trees have not yet budded. May is still early, early spring in Leadville,
Colorado, but all around me is a sudden burst of gardening. For months, people
have been filling their homes with starter plants; now they're calling around
to see who has space for more in the few small greenhouses.
I first heard that the rapture would be
happening this Saturday via billboard outside Boston. I had no idea,
though I do try to stay informed.
Apparently, a California-based radio
preacher has been studying his Bible and running the numbers, like so many
before him. He's determined that May 21 is in fact the day that we've all been
"I wanted to open a bookstore that would contain the best of what had
been thought and written," says Warren Farha of Eighth Day Books. It's "an impossible goal, but that was the guiding
telos of the store."
“For decades there has been a premium on language as subject,” says poet Christian Wiman. But recently poets are “trying to find some way of speaking of ‘ultimate things’ with some sort of credibility.”
While I was finishing my Ph.D. I took a job as an adjunct
professor at a small, state-run college. The experience was a lesson in
humility. Most of the time, fancy graduate degree or not, I was treated like a
cog in a machine--and a suspicious cog at that.
When Maria Stephan and Erica Chenoweth studied revolutions that
had occurred over a period of more than 100 years and across the globe, they found
that nonviolent revolutions are twice as likely as violent ones to succeed.
that nonviolent revolutions attract a greater range of the population and
create a higher likelihood of defection among supporters of a particular
I cringed when I read Jeffrey MacDonald's accusation, quoted
here by Steve Thorngate, that Americans have turned Lent into a spiritual
self-help event "whose effectiveness is measured by how well it entertains us
and affirms what we already believe."
urge for Lent started for me several weeks ago.

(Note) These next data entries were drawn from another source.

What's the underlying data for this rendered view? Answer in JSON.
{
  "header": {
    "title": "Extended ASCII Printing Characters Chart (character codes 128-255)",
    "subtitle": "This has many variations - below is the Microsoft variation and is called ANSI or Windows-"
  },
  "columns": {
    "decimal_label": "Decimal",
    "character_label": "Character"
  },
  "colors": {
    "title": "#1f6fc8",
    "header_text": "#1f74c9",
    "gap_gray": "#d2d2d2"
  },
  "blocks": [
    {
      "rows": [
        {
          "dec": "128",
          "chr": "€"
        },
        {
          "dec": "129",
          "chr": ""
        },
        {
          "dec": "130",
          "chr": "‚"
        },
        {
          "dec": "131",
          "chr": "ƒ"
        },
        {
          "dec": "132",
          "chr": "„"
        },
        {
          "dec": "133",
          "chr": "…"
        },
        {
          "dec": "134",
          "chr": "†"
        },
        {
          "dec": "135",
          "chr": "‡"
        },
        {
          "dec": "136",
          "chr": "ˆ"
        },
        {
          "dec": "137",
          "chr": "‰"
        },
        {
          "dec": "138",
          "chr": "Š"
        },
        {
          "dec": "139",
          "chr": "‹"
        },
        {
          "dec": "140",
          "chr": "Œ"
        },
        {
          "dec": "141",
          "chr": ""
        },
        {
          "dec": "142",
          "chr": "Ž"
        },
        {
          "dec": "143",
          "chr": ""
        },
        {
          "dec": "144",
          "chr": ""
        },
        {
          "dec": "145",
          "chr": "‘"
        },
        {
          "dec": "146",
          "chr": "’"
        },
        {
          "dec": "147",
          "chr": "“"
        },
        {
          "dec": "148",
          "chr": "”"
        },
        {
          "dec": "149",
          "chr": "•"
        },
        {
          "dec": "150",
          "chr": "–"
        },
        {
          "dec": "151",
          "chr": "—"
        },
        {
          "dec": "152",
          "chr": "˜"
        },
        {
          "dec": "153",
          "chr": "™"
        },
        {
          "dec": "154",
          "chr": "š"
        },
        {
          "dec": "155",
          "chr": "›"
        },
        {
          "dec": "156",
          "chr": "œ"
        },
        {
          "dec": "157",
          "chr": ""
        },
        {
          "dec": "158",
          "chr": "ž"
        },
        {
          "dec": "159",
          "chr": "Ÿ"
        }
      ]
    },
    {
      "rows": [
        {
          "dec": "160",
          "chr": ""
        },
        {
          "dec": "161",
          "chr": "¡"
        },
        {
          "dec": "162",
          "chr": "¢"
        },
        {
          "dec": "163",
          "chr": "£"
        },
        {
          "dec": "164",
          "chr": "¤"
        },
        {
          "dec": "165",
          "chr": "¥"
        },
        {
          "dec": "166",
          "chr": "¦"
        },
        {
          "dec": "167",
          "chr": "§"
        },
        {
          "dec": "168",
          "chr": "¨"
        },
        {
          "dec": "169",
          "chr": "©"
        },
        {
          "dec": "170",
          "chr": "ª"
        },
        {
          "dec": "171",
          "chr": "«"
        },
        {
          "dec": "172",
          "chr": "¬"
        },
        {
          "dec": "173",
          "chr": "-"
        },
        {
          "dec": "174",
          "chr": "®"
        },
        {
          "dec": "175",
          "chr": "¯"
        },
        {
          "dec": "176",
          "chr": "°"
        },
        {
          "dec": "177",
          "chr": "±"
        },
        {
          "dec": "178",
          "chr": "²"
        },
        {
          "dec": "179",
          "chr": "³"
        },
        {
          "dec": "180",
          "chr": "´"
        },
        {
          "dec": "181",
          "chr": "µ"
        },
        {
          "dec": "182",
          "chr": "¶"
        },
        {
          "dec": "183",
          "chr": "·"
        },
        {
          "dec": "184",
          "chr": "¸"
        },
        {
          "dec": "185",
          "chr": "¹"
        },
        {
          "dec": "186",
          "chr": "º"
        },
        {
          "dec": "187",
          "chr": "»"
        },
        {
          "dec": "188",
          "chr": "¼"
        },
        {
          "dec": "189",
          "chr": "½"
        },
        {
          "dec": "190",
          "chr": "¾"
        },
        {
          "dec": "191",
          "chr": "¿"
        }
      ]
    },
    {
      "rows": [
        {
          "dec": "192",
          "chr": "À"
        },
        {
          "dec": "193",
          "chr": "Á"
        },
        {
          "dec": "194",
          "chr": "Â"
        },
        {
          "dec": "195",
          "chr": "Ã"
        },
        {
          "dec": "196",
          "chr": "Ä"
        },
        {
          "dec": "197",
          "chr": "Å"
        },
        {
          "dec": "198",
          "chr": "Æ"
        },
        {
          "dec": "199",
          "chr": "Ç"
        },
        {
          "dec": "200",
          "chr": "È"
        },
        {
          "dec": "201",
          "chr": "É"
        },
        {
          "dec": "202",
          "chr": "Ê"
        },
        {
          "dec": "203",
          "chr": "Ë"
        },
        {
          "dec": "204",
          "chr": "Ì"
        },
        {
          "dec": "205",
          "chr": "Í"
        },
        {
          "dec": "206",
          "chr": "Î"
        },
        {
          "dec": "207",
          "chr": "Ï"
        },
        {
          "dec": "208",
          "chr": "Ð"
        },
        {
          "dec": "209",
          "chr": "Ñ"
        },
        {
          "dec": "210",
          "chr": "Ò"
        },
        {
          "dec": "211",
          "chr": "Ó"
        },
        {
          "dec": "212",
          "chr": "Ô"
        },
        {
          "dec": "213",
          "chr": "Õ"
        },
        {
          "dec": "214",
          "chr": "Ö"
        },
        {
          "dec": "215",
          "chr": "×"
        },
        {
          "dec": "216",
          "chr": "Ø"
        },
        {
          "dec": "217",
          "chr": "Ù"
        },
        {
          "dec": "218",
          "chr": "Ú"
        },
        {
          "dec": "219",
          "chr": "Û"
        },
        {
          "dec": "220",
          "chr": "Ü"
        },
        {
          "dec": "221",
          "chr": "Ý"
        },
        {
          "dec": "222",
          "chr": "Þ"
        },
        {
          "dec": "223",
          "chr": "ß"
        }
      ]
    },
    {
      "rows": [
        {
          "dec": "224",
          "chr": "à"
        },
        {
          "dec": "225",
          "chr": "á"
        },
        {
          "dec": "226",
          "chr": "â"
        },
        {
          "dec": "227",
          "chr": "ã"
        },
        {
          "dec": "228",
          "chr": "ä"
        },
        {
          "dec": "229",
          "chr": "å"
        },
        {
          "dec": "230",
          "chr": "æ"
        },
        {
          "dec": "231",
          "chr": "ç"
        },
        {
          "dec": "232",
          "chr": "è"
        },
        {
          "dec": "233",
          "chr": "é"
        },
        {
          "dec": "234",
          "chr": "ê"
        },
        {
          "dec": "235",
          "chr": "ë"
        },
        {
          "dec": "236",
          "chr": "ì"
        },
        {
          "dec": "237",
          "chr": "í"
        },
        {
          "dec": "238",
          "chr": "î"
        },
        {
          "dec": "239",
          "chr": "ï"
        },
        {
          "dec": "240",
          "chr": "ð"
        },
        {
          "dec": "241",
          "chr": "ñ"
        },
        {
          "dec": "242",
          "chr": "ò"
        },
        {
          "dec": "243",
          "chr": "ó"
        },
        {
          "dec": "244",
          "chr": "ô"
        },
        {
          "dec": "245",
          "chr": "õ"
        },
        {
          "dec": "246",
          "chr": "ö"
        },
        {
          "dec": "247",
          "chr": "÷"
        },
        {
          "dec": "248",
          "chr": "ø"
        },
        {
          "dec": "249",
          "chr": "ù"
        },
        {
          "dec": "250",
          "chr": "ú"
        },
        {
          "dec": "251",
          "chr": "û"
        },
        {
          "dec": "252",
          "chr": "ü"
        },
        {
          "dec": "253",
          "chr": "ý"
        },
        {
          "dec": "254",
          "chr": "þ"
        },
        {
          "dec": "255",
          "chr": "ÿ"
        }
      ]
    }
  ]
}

I was out on a cross-country
ski with a friend when a small herd of elk ran in front of our path, kicking up
a cloud of snow. They were so close that we could see their breath as they
passed. When they reached the crest of a small hill, they turned collectively
toward us and paused for a moment before running on.
Olga Grushin is the author of two critically acclaimed novels,The Dream Life of Sukhanov and The Line. Both grapple with the legacy of the Soviet Union and the depths of human character. Raised in Moscow, Grushin was the first Soviet citizen to graduate from a U.S. university after the cold war. She now lives in Washington, D.C.
Learning to see in new ways is one of the most difficult tasks of the transformed life. Old habits of selective vision, old choices about what to leave out and what to focus on tend to dominate us, even as we search for new ways of living that are in closer communion with the life of the Spirit. Transfiguration--that mysterious transformation of vision that is narrated in today's readings--is a radical, if brief, way of illumination.
In the opening scene of this new novel, the protagonist,
Golden Richards, comes home from work to one of the three houses where his four
wives and 28 children live, and he literally cannot find a pot to piss in. The
bathrooms, of which there are never enough, are all occupied. The house is in
disarray and chaos.
I have become a BBC Middle East addict.
I check in every few hours to see updated reports of what is happening in
Egypt. I cannot get enough of the freshness of their reporting, their insightful
and personal commentary and their somewhat cynical take on the world's
In an interview with Oxford professor Michael Willis
about Tunisia, Radio Free Europe correspondent Hossein Aryan noted that "there
has not been a religious dimension to the unrest" in the Middle East. This is
quickly becoming the conventional wisdom.
The community meal our church hosts--a modest operation that
serves four free meals a week to about 50 guests--has recently lost its main
source of donations. For several years, we've received big boxes of discarded
produce--lettuce, peppers, asparagus, chiles, tomatoes, potatoes, whatever was
being gleaned from the store shelves--from our local chain grocery.
As is so often
the case in these situations, the only part of the National Portrait Gallery's
show "Hide/Seek: Difference and Desire in American Portraiture" that I have
seen is the part dubbed "offensive" and removed from the exhibition thanks to
the Catholic League's William Donohue and a few congressional representatives.
It is 11 seconds of a four-minute video by late artist David Wojn